Abstract: The responses of tropical forests to environmental change are critical uncertainties in predicting the future impacts of climate change. The positive phase of the 2015–2016 El Niño Southern Oscillation resulted in unprecedented heat and low precipitation in the tropics with substantial impacts on the global carbon cycle. The role of African tropical forests is uncertain as their responses to short-term drought and temperature anomalies have yet to be determined using on-the-ground measurements. African tropical forests may be particularly sensitive because they exist in relatively dry conditions compared with Amazonian or Asian forests, or they may be more resistant because of an abundance of drought-adapted species. Here, we report responses of structurally intact old-growth lowland tropical forests inventoried within the African Tropical Rainforest Observatory Network (AfriTRON). We use 100 long-term inventory plots from six countries each measured at least twice prior to and once following the 2015–2016 El Niño event. These plots experienced the highest temperatures and driest conditions on record. The record temperature did not significantly reduce carbon gains from tree growth or significantly increase carbon losses from tree mortality, but the record drought did significantly decrease net carbon uptake. Overall, the long-term biomass increase of these forests was reduced due to the El Niño event, but these plots remained a live biomass carbon sink (0.51 ± 0.40 Mg C ha−1 y−1) despite extreme environmental conditions. Our analyses, while limited to African tropical forests, suggest they may be more resistant to climatic extremes than Amazonian and Asian forests.
DOI Link: 10.1073/pnas.2003169118
Rights: Copyright © 2021 the Author(s). Published by PNAS. This open access article is distributed under Creative Commons Attribution License 4.0 (CC BY -
Notes: Additional co-authors: Lindsay F. Banin, Hans Beeckman, Serge K. Begne, Yannick E. Bocko, Pascal Boeckx, Jan Bogaert, Terry Brncic, Eric Chezeaux, Connie J. Clark, Armandu K. Daniels, Thales de Haulleville, Marie-Noël Djuikouo Kamdem, Jean-Louis Doucet, Fidèle Evouna Ondo, Corneille E. N. Ewango, Ted R. Feldpausch, Ernest G. Foli, Christelle Gonmadje, Jefferson S. Hall, Olivier J. Hardy, David J. Harris, Suspense A. Ifo, Elizabeth Kearsley, Miguel Leal, Aurora Levesley, Jean-Remy Makana, Faustin Mbayu Lukasu, Vincent P. Medjibe, Vianet Mihindu, Sam Moore, Natacha Nssi Begone, Georgia C. Pickavance, John R. Poulsen, Jan Reitsma, Bonaventure Sonké, Terry C. H. Sunderland, Hermann Taedoumg, Joey Talbot, Darlington S. Tuagben, Peter M. Umunay, Hans Verbeeck, Jason Vleminckx, Hannsjoerg Woell, John T. Woods, Lise Zemagho, and Simon L. Lewis
Licence URL(s):

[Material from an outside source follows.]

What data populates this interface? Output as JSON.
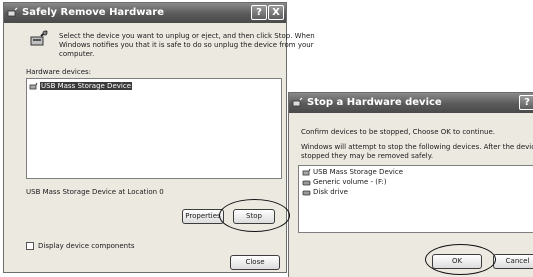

Files in This Item:
File Description SizeFormat 
e2003169118.full.pdfFulltext - Published Version1.61 MBAdobe PDFView/Open

This item is protected by original copyright

A file in this item is licensed under a Creative Commons License Creative Commons

Items in the Repository are protected by copyright, with all rights reserved, unless otherwise indicated.

The metadata of the records in the Repository are available under the CC0 public domain dedication: No Rights Reserved

If you believe that any material held in STORRE infringes copyright, please contact providing details and we will remove the Work from public display in STORRE and investigate your claim.